I guess much of the rest of the population—at least that portion that's under the age of, say, 12—ask for their wishes to be fulfilled on those famous gift-giving occasions that occur in mid- to late December.

Me, I know that things—especially things in publishing—sometimes take time. Besides, what I'm thinking about aren't gifts you can give, exactly, and they're not resolutions, either. Instead, herewith, are five hopes I have for publishing in 2007.

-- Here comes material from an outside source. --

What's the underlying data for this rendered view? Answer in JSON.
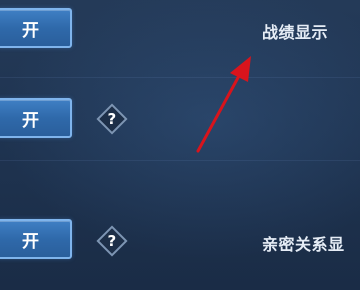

Even more creative ideas. It was pretty smart to publish The 9/11 Reportin graphic adaptation—and to publish the Iraq Study Group Reportat all. Melville House's release of great, short works of literature from the likes of say, Dostoyevski, was interesting, too. As houses (and bottom-line demands) get bigger, some of the smaller, smarter ideas can get lost. They're worth finding.More (but better) film adaptations. While bestseller lists prove that even a lousy movie (Memoirs of a Geisha, The Good German) put their far better book versions back into readers' hands, a good adaptation—have you seen Notes on a Scandalyet?—does more than that. It rewards writers, for one thing, and proves, yet again, that books fuel the entertainment business, not, as it sometimes seems, the other way around.Fewer casualties in the bookseller "wars." 2006 saw the demise of several prominent indie booksellers—Coliseum Books in Manhattan, A Clean Well-Lighted Place in San Francisco, the Dutton's in Beverly Hills, to name but a beloved few—while Borders plotted a resurgence with its new boss, George Jones. Of course, the big-box stores continue to be big players—at least for the big books and houses. And then there was Starbucks, the coffee chain whose new approach to bookselling has struck terror in the hearts of some old-fashioned book folk. Is there simply no good news possible here? Let's hope that the fighting spirit of people like Russ Lawrence (see p. 20) can bolster the health and prospects of book-loving booksellers everywhere.Easy on the mega-advances. As Judith Levine did in the Free Press memoir, Not Buying It: My Year Without Shopping, publishing might go on a spending diet. No more half-mil advances to short story writers, no more mega millions to sophomore efforts. As for the failed or failing politician who finally, suddenly, wants to tell all... take a page from a former first lady and "just say no." Or say $100K instead of $3 mil.No more publishing scandals. No more "fake" memoirs, no more plagiarism, no more attempts to publish nonbooks by nonwriter criminals just out for many bucks. An impossible dream? Maybe—and probably not one likely to come true, anyway. As long as there has been storytelling, and point of view, there have been arguments about same. The difference now, in an age of insta-coverage, is that such scandals make news.

On the other hand, maybe we shouldn't even hope for the impossible: publishing gaffes do give us something to beat our breasts about, something to debate. They also prove that, despite rumors to the contrary, books do still matter, and more creatively published and marketed, the better.

And that, after all, is what we should continue to hope for in this, and every other, new year.

Agree? Disagree? Tell us at www.publishersweekly.com/saranelson